Simulcast Technique is a technique used by professionals in broadcast media. Simulcasting is an excellent marketing technique for any media outlet as it allows the audience to tune in and receive the news at a time convenient to them. It is important for people to keep in mind that they are not watching television on live TV. They are actually watching a replay of the live broadcast at another location.
The simulcasting technique: An approach to total-area radio
There are many times when people want to watch a live sports game or a news event such as a school shooting in the news, but they cannot get to their local TV station. They need somewhere they can watch the event live. When the event is being covered live, there is usually no replaying allowed. However, if the event is being replayed, the replay will be delayed to the audience’s time zone.

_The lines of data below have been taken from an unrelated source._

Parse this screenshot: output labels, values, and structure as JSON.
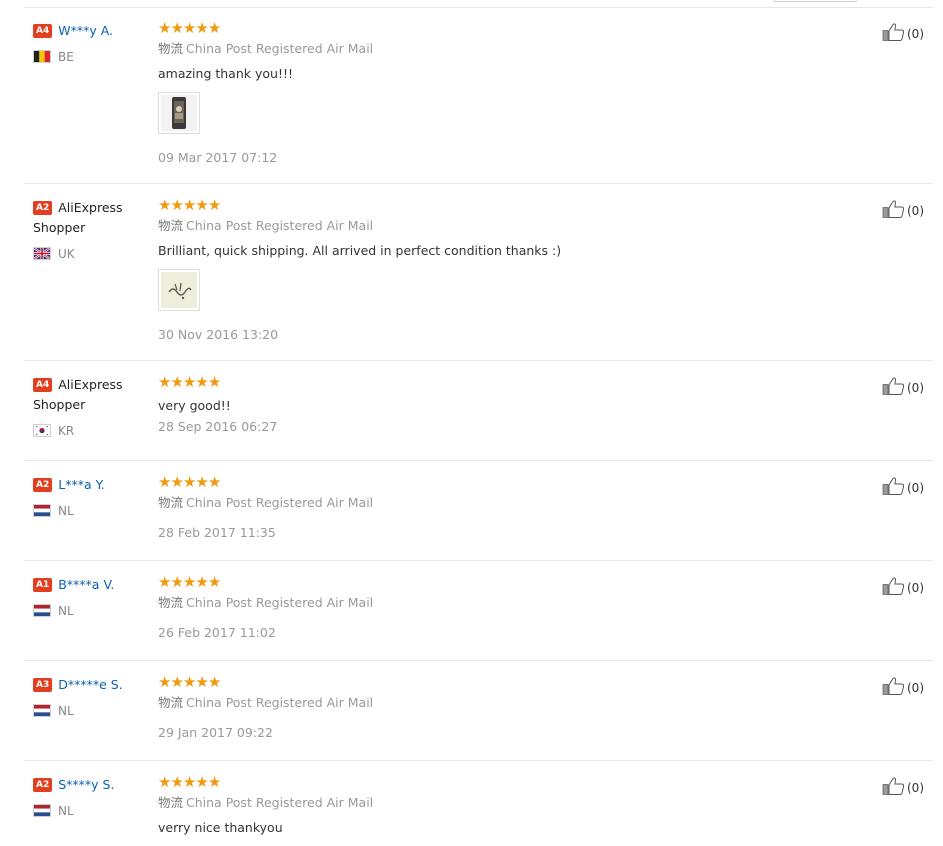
{
  "reviews": [
    {
      "badge": "A4",
      "name": "W***y A.",
      "name_style": "link",
      "country": "BE",
      "flag": "be",
      "rating": 5,
      "shipping_label": "物流",
      "shipping": "China Post Registered Air Mail",
      "comment": "amazing thank you!!!",
      "has_photo": true,
      "photo_icon": "phone-photo",
      "date": "09 Mar 2017 07:12",
      "helpful": "(0)"
    },
    {
      "badge": "A2",
      "name": "AliExpress Shopper",
      "name_style": "plain",
      "country": "UK",
      "flag": "uk",
      "rating": 5,
      "shipping_label": "物流",
      "shipping": "China Post Registered Air Mail",
      "comment": "Brilliant, quick shipping. All arrived in perfect condition thanks :)",
      "has_photo": true,
      "photo_icon": "thank-you-note-photo",
      "date": "30 Nov 2016 13:20",
      "helpful": "(0)"
    },
    {
      "badge": "A4",
      "name": "AliExpress Shopper",
      "name_style": "plain",
      "country": "KR",
      "flag": "kr",
      "rating": 5,
      "shipping_label": "",
      "shipping": "",
      "comment": "very good!!",
      "has_photo": false,
      "date": "28 Sep 2016 06:27",
      "helpful": "(0)"
    },
    {
      "badge": "A2",
      "name": "L***a Y.",
      "name_style": "link",
      "country": "NL",
      "flag": "nl",
      "rating": 5,
      "shipping_label": "物流",
      "shipping": "China Post Registered Air Mail",
      "comment": "",
      "has_photo": false,
      "date": "28 Feb 2017 11:35",
      "helpful": "(0)"
    },
    {
      "badge": "A1",
      "name": "B****a V.",
      "name_style": "link",
      "country": "NL",
      "flag": "nl",
      "rating": 5,
      "shipping_label": "物流",
      "shipping": "China Post Registered Air Mail",
      "comment": "",
      "has_photo": false,
      "date": "26 Feb 2017 11:02",
      "helpful": "(0)"
    },
    {
      "badge": "A3",
      "name": "D*****e S.",
      "name_style": "link",
      "country": "NL",
      "flag": "nl",
      "rating": 5,
      "shipping_label": "物流",
      "shipping": "China Post Registered Air Mail",
      "comment": "",
      "has_photo": false,
      "date": "29 Jan 2017 09:22",
      "helpful": "(0)"
    },
    {
      "badge": "A2",
      "name": "S****y S.",
      "name_style": "link",
      "country": "NL",
      "flag": "nl",
      "rating": 5,
      "shipping_label": "物流",
      "shipping": "China Post Registered Air Mail",
      "comment": "verry nice thankyou",
      "has_photo": false,
      "date": "",
      "helpful": "(0)"
    }
  ],
  "colors": {
    "badge": "#e23f21",
    "star": "#f09a12",
    "link": "#0b60b0",
    "muted": "#999999"
  }
}
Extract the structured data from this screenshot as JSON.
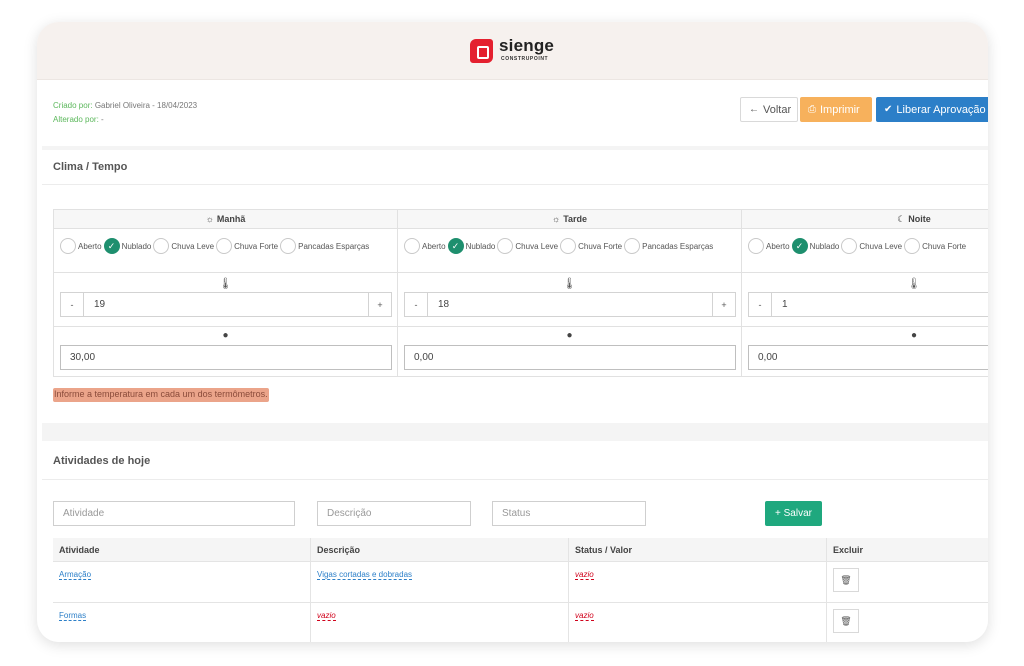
{
  "header": {
    "brand": "sienge",
    "brand_sub": "CONSTRUPOINT"
  },
  "meta": {
    "created_label": "Criado por:",
    "created_value": "Gabriel Oliveira - 18/04/2023",
    "altered_label": "Alterado por:",
    "altered_value": "-"
  },
  "toolbar": {
    "voltar": "Voltar",
    "imprimir": "Imprimir",
    "liberar": "Liberar Aprovação"
  },
  "clima": {
    "title": "Clima / Tempo",
    "periods": [
      {
        "name": "Manhã",
        "icon": "sun-icon",
        "options": [
          "Aberto",
          "Nublado",
          "Chuva Leve",
          "Chuva Forte",
          "Pancadas Esparças"
        ],
        "selected": "Nublado",
        "temperature": "19",
        "rain": "30,00"
      },
      {
        "name": "Tarde",
        "icon": "sun-icon",
        "options": [
          "Aberto",
          "Nublado",
          "Chuva Leve",
          "Chuva Forte",
          "Pancadas Esparças"
        ],
        "selected": "Nublado",
        "temperature": "18",
        "rain": "0,00"
      },
      {
        "name": "Noite",
        "icon": "moon-icon",
        "options": [
          "Aberto",
          "Nublado",
          "Chuva Leve",
          "Chuva Forte"
        ],
        "selected": "Nublado",
        "temperature": "1",
        "rain": "0,00"
      }
    ],
    "minus": "-",
    "plus": "+",
    "warning": "Informe a temperatura em cada um dos termômetros."
  },
  "atividades": {
    "title": "Atividades de hoje",
    "placeholders": {
      "atividade": "Atividade",
      "descricao": "Descrição",
      "status": "Status"
    },
    "save": "+ Salvar",
    "columns": [
      "Atividade",
      "Descrição",
      "Status / Valor",
      "Excluir"
    ],
    "rows": [
      {
        "atividade": "Armação",
        "descricao": "Vigas cortadas e dobradas",
        "status": "vazio"
      },
      {
        "atividade": "Formas",
        "descricao": "vazio",
        "status": "vazio"
      }
    ]
  }
}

When the event being covered is being replayed, the host and other members of the network can explain what happened during the broadcast using a Simulcasting Technique. They will explain the news in a way that is easy to understand for those who have not been following the events as they occur. They may also use jargon that may be unfamiliar to some people. It is important to remember that people who are interested in the event being covered live do not need to know any technical details about the event.
A Simulcast Technique can also be used in commercial broadcasts. For example, if the host or one of the show producers were at a movie premiere, they could re-broadcast the same story, beginning at the start of the movie and ending at the end of the movie. The audience would then be allowed to watch the re-broadcast whenever they chose. This is great for those who are out of town and unable to watch the broadcast in its entirety. People who can not attend the live event will be able to watch the re-broadcast and can use it when they travel to the next area where the event is being held.
What does simulcasting mean?
Another use for the Simulcast Technique is in a news broadcast. If a news anchor is interviewing a guest and the guest is giving a statement or a question, it can be easier to re-broadcast the interview on television. The host can explain how the person said the question, then explain the answer in detail.
In addition to news and interviews, a Simulcast Technique can also be used in comedy shows. For example, if a comedian is presenting a show where the comedian and his or her audience make an appearance at a local restaurant, they can show the recording of the show at their local radio station. This allows people who have not seen the show to catch up with the show and enjoy it on their local station.
The Simulcast Technique can be applied to any type of show, including games, music, comedy, sports, or news. The host, producer, and staff can all use the technique to their advantage, allowing the audience to receive a high quality broadcast for free at a time convenient for them.
How does a simulcast work?
Although this technique can help media outlets reach more viewers, the best way to learn the technique is to watch someone use it first hand. There are numerous websites that show viewers how to do so. These demonstrations are easy to find and do not cost anything to see.
Many organizations, such as the United States Armed Forces, use this method in training. Using the Simulcast Technique allows the troops to see what they are doing without actually seeing what they are doing on the screen. They can focus on the things that are happening around them, rather than watching a video feed from the military base. A number of companies offer video tutorials on how to use the technique.
The key to using this method successfully is having a plan in place to provide a live presentation with the correct information at the right times. It can be confusing for many people to use the technique, because it can take so long to get the information that is needed.
Once the audience has seen the live performance, they are likely to want to see it again. Therefore, there may be some people who need to wait a while longer than others. to finish watching the event.